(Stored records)

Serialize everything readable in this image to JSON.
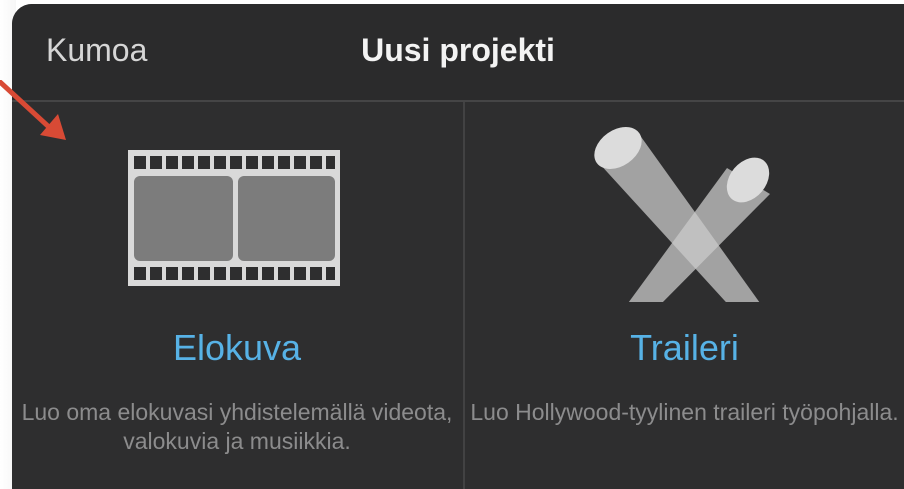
{
  "header": {
    "cancel_label": "Kumoa",
    "title": "Uusi projekti"
  },
  "options": [
    {
      "title": "Elokuva",
      "description": "Luo oma elokuvasi yhdistelemällä videota, valokuvia ja musiikkia.",
      "icon": "film-strip-icon"
    },
    {
      "title": "Traileri",
      "description": "Luo Hollywood-tyylinen traileri työpohjalla.",
      "icon": "spotlights-icon"
    }
  ],
  "colors": {
    "panel_bg": "#2e2e2f",
    "accent": "#57b2e6",
    "annotation_arrow": "#d84a35"
  }
}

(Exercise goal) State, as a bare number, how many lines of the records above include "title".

(Reply) 3